Cyanide poisoning is a condition that occurs due to excessive levels of cyanide in the body. It can lead to severe symptoms and even be fatal.
It can exist as a colorless gas, such as cyanogen chloride (CNCl) or hydrogen cyanide (HCN). Alternatively, it can be in a crystal form, such as potassium cyanide (KCN) or sodium cyanide (NaCN).
However, deaths from cyanide poisoning are rare. Out of 3,165 human exposures during 1993–2002, only 2.5% were fatal.
This article discusses how cyanide poisoning takes place and considers its symptoms, causes, diagnosis, treatment, and prevention. It also answers some common questions about cyanide poisoning.
Cyanide can also bind to other important enzymes and damage the nervous system through lipid peroxidation. The brain and heart are most sensitive to the effect of cyanide because they quickly metabolize oxygen.
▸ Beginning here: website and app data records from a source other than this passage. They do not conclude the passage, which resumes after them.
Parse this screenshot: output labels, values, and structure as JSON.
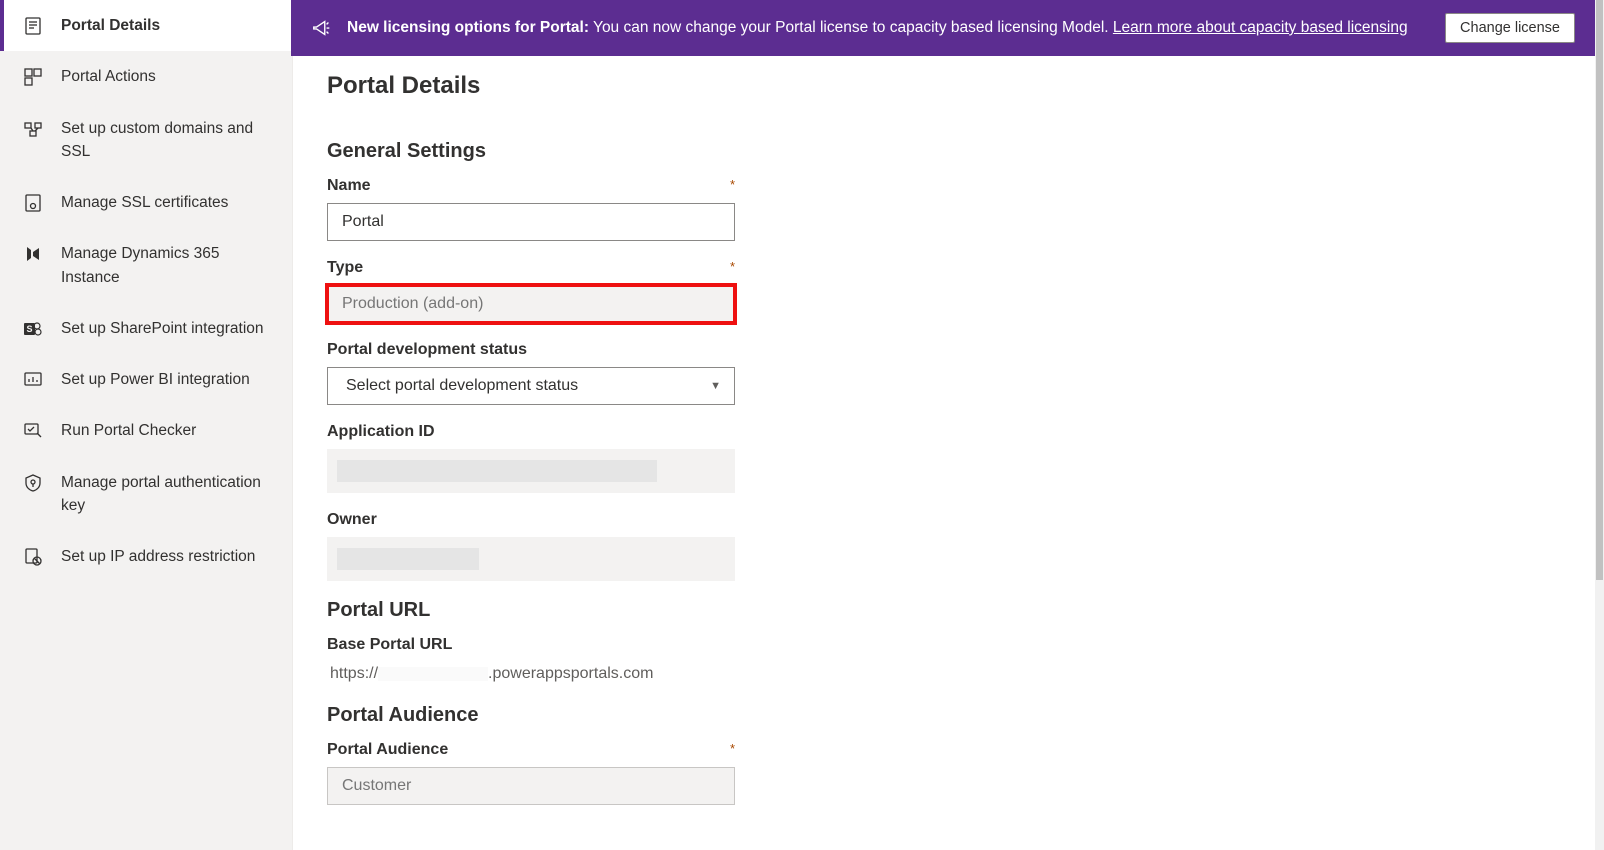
{
  "banner": {
    "bold_text": "New licensing options for Portal:",
    "text": " You can now change your Portal license to capacity based licensing Model. ",
    "link_text": "Learn more about capacity based licensing",
    "button": "Change license"
  },
  "sidebar": {
    "items": [
      {
        "label": "Portal Details",
        "active": true
      },
      {
        "label": "Portal Actions",
        "active": false
      },
      {
        "label": "Set up custom domains and SSL",
        "active": false
      },
      {
        "label": "Manage SSL certificates",
        "active": false
      },
      {
        "label": "Manage Dynamics 365 Instance",
        "active": false
      },
      {
        "label": "Set up SharePoint integration",
        "active": false
      },
      {
        "label": "Set up Power BI integration",
        "active": false
      },
      {
        "label": "Run Portal Checker",
        "active": false
      },
      {
        "label": "Manage portal authentication key",
        "active": false
      },
      {
        "label": "Set up IP address restriction",
        "active": false
      }
    ]
  },
  "main": {
    "title": "Portal Details",
    "sections": {
      "general": {
        "title": "General Settings",
        "name_label": "Name",
        "name_value": "Portal",
        "type_label": "Type",
        "type_value": "Production (add-on)",
        "dev_status_label": "Portal development status",
        "dev_status_placeholder": "Select portal development status",
        "app_id_label": "Application ID",
        "owner_label": "Owner"
      },
      "url": {
        "title": "Portal URL",
        "base_label": "Base Portal URL",
        "base_prefix": "https://",
        "base_suffix": ".powerappsportals.com"
      },
      "audience": {
        "title": "Portal Audience",
        "label": "Portal Audience",
        "value": "Customer"
      }
    }
  }
}
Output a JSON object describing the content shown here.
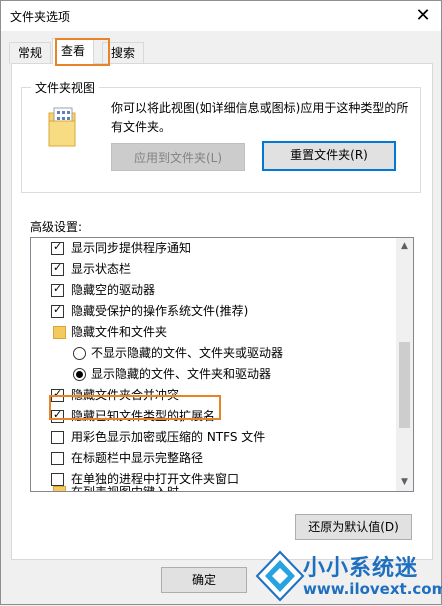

Cyanide is a highly cytotoxic poison that produces symptoms of cyanide poisoning when the blood cyanide concentration reaches a certain level.
The onset of symptoms depends on the dose of cyanide and the duration and route of the exposure. Inhaling cyanide or exposure through intravenous routes leads to a more rapid onset of symptoms than the transdermal or oral routes. In general, without treatment, acute cyanide intoxication is lethal within
The symptoms of cyanide poisoning include:
- vomiting and nausea
- a headache
- rapid heart rate and breathing
- cardiac arrest
- loss of consciousness
- lung injury
- respiratory failure
Exposure to large amounts of cyanide can be fatal.
People experiencing symptoms of cyanide poisoning should immediately seek emergency medical treatment by calling 911 or going to the nearest emergency room.
A person may experience cyanide poisoning after exposure to several natural and synthetic substances.
- fire smoke from residential fires, as well as the combustion of:
- occupational exposure in several industries, such as:
- gold and silver extraction
- plastics and rubber processing
- certain drugs, including sodium nitroprusside
- food sources, such as:
- lima beans
- cigarette smoke
- accidentally ingesting acetonitrile-based products, which people use to remove artificial nails
Healthcare professionals may also recommend carboxyhemoglobin level tests if a person has been in a fire.
Cyanide poisoning is a medical emergency. Anyone who thinks that they are experiencing cyanide poisoning should immediately call 911.
Following a suspected exposure to cyanide gas, the Centers for Disease Control and Prevention (CDC) recommend:
- moving away from the contaminated area
- removing clothing that may be contaminated
- washing the skin with soap and water
- waiting for emergency medical services to arrive
Healthcare professionals typically treat cyanide poisoning with cyanide antidotes. These antidotes belong to
A person who works with cyanide should follow all of the safety regulations that their employer provides.
Below are the answers to some common questions about cyanide poisoning.
What does cyanide do to the body?
By disrupting cellular respiration, it prevents the body from using oxygen and denies cells of a vital energy source.
Where is cyanide found?
Various foods contain cyanide, such as:
- cassava roots
- lima beans
However, the quantities of cyanide in these foods are sufficiently low that people do not have to avoid consuming them.
Additionally, cyanide is present in smoke from fire, cigarettes, and some industrial settings. Smoke inhalation from household fires is responsible for
How many people can smell cyanide?
Not everyone is able to smell cyanide. Approximately
Cyanide poisoning is a condition that occurs due to an excessive amount of cyanide in the body. It can cause serious health complications, such as seizures and loss of consciousness. Cyanide poisoning can be fatal.
People experiencing symptoms of cyanide poisoning should immediately call 911 or their local emergency number. If necessary, healthcare professionals can treat them with antidotes.